- Back-end processing provides financial accounting for acquirers and issuers and prepares and submits clearing and settlement data into the Visa and MasterCard interchange networks.
1. Front End Processing
Authorization is the acknowledgement by the issuer that a particular account may be charged for the amount of the sale. The preferred method to obtain an authorization and the one that will receive the lower interchange rate is to swipe a card’s magnetic strip through the point of sale terminal’s card reader. If the card cannot be electronically read by the terminal for any reason, the information may be keyed into the terminal in order to get an electronic response. The request is then routed through the processor’s VAP or MIP to the issuer’s authorization center. The response is returned to the merchant’s terminal. The terminal records the response code which becomes part of the transaction and is included in the clearing data sent through interchange to the issuer.
Authorization may also be obtain through other methods such as voice authorization. The merchant can call an 800 number to verbally provide cardholder information and receive an operator’s response. Other methods such as electronically generated audio responses (ARU) that permit the merchant to use the telephone like a key pad to enter sale information can also be used. If for any reason the issuer or its authorization center cannot be reached, the card Associations will act as stand-in processors to provide authorizations.
Draft capture is the process of transferring sales draft data into electronic format so that it may be sent through the interchange networks for clearing and settlement.
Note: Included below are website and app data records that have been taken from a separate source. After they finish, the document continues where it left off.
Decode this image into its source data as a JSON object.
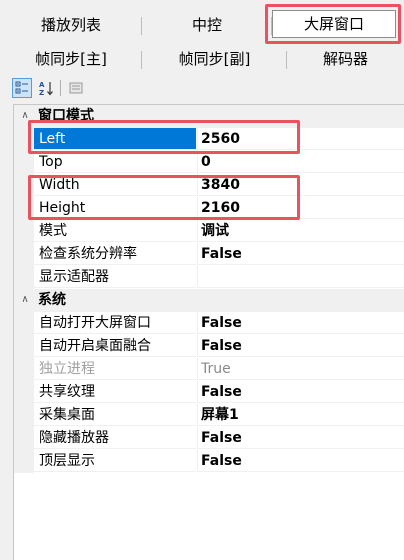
{
  "tabs_row1": [
    {
      "label": "播放列表"
    },
    {
      "label": "中控"
    },
    {
      "label": "大屏窗口",
      "active": true
    }
  ],
  "tabs_row2": [
    {
      "label": "帧同步[主]"
    },
    {
      "label": "帧同步[副]"
    },
    {
      "label": "解码器"
    }
  ],
  "toolbar": {
    "categorized_icon": "categorized-view-icon",
    "alphabetical_icon": "alphabetical-sort-icon",
    "pages_icon": "property-pages-icon"
  },
  "grid": {
    "category1": {
      "name": "窗口模式"
    },
    "props1": [
      {
        "name": "Left",
        "value": "2560",
        "selected": true
      },
      {
        "name": "Top",
        "value": "0"
      },
      {
        "name": "Width",
        "value": "3840"
      },
      {
        "name": "Height",
        "value": "2160"
      },
      {
        "name": "模式",
        "value": "调试"
      },
      {
        "name": "检查系统分辨率",
        "value": "False"
      },
      {
        "name": "显示适配器",
        "value": ""
      }
    ],
    "category2": {
      "name": "系统"
    },
    "props2": [
      {
        "name": "自动打开大屏窗口",
        "value": "False"
      },
      {
        "name": "自动开启桌面融合",
        "value": "False"
      },
      {
        "name": "独立进程",
        "value": "True",
        "disabled": true
      },
      {
        "name": "共享纹理",
        "value": "False"
      },
      {
        "name": "采集桌面",
        "value": "屏幕1"
      },
      {
        "name": "隐藏播放器",
        "value": "False"
      },
      {
        "name": "顶层显示",
        "value": "False"
      }
    ]
  },
  "colors": {
    "highlight": "#e8535d",
    "selection": "#0078d7"
  }
}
Data identifying the cardholder account and expiration date is put into the point of sales terminal, either by swiping the card thorough a card reader or manually keying the information into the terminal’s keypad. The amount of the sales is then entered and an authorization requested. Once an authorization code has been received, the terminal is prompted to store data on the completed sale in its memory.
2. Back-End Processing
Back-end processing involves the various accounting functions that enable transactions to be recorded to the proper merchant or cardholder account. During back-end processing reports are created for distribution to the acquirers that include:
- Settlement data
- Security/fraud data
- Retrieval/chargeback data
- Funds disbursements data
Transactions for internet and other card not present environments work similarly but can have additional processing steps. Both Visa and MasterCard have Internet authentication programs (not to be confused with authorization) named Verified by Visa (VbyV) and MasterCard SecureCode (MCSC) that do alter the transaction process somewhat. If the cardholder is registered with one of these programs, they must provide a pre-registered password at the time of purchase. This password is then passed along as part of the information flow of the transaction (these programs and other techniques for controlling fraud are discussed in more detail later in this section).
Visa and MasterCard offer both signature debit and credit cards to consumers. The primary difference between signature debit transactions and credit transactions are that debit cards are linked to a bank account. Rather than offering the cardholder 30 days of float and the option to finance ongoing balances, debit cards simply debit the cardholder’s bank account for authorized purchases.
Signature debit transactions (which are sometimes also referred to as offline debit, a misleading reference and not to be confused with an offline EFT debit transaction) are different from PIN debit transactions in that the transaction does not involve use of a PIN number at the time of purchase. PIN transactions also are processed on entirely different networks referred to as EFT networks and are discussed in Section IV.